Arts+Culture

We Are the Eighth Day, © Melanie Weidner

Film

Rat's tale

Remember when children would learn key life lessons from their parents—when core beliefs and specific values would be passed down from one generation to the next whenever an opportunity for a lesson presented itself? With the continued splitting of the nuclear family, more and more kids are relying on the media to instruct them on the vagaries of growing up and finding a place in the world.
Poetry

The pastor details his hunch about the cross

And conjectures, and offers
a few ways to take down
the body, the God who carries
a taste for blood. On the altar,
before him, an empty simple
cross, and a purple bouquet,
one of which, he doesn’t say,
was arranged, and one which
happened, he knows, against
serious, best judgment—


the way you might extend
a hand to an enemy, suspecting
the risk, knowing better
but offering and retracting
your bared palm over time
like a bud or a bloom opening
to a violet spring sky.

Film

Mighty heart, weak drama

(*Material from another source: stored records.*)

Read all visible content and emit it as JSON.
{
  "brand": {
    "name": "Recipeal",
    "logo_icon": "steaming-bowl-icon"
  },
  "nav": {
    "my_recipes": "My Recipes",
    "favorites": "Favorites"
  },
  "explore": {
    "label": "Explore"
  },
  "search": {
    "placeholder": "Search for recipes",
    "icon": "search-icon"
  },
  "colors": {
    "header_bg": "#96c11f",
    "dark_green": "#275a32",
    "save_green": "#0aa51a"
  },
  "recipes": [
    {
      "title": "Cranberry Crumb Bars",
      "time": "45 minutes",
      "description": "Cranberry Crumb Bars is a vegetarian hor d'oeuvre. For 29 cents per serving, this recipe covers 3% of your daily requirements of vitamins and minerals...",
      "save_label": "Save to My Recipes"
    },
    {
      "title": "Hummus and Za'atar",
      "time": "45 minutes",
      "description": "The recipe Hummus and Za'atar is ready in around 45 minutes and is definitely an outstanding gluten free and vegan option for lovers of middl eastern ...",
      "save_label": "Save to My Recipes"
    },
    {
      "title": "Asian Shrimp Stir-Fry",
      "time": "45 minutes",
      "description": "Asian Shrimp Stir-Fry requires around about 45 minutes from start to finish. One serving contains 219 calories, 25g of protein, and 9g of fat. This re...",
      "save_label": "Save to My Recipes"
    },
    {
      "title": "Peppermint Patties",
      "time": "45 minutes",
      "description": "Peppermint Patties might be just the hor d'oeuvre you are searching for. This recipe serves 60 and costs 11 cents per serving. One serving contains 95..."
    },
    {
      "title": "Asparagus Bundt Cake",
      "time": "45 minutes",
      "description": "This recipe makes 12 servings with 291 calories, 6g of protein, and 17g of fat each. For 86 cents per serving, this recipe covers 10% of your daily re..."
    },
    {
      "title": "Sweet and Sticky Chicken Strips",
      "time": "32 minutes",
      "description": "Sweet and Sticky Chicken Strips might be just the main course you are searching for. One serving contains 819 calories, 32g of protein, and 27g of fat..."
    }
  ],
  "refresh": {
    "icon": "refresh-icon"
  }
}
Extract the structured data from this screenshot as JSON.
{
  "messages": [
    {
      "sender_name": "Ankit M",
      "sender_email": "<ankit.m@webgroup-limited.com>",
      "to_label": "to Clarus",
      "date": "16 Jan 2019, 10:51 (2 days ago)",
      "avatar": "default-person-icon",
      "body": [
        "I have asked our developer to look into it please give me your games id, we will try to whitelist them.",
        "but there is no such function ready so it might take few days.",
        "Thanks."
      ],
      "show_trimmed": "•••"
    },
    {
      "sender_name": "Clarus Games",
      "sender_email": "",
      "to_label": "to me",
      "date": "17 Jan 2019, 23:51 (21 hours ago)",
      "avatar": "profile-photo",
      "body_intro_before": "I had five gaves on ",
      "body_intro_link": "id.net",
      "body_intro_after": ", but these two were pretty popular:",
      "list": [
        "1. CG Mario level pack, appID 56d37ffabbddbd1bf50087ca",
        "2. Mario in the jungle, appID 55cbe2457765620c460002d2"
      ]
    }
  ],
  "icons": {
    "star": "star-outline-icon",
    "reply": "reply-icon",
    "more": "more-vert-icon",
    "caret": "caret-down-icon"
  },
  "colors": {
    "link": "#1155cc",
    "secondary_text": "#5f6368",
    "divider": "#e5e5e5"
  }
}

In the wake of 9/11, Daniel Pearl, Southeast Asia bureau chief for the Wall Street Journal, was in Pakistan chasing down leads to a mysterious figure named Sheikh Mubarak Ali Gilani, who he believed had connections to Osama bin Laden and to the recently captured “shoe bomber,” Richard Reid.
Film

Raunchy family values

A friend of mine has an idea for teaching youth about sex: have them view one of those graphic birthing videos that the hospital has for first-time parents, the kind that shows the crowning and the afterbirth, the agony and the joy. The kids will get the idea.
Poetry

Abandoned boat at sunrise

Up north, my wife, Felice, slipped
away with emphysema, and my work
cruised on without me—accounts balanced,
mortgages afloat.
                                    My sleep done
down here in Florida, I stand
looking out a darkened window
no one’s looking in.
                                          The morning paper
never comes too soon with its rites
of scandal and opinion. I finger
my few stocks’ shifting fractions, consult
the weather map’s puzzle,

while the percolator gurgles and sighs.
I wait for the light,
                                 wait for that moment
when Felice appears, pouring my cream,
easing my bitterness by asking, “Where
will you go today, and who will you carry?”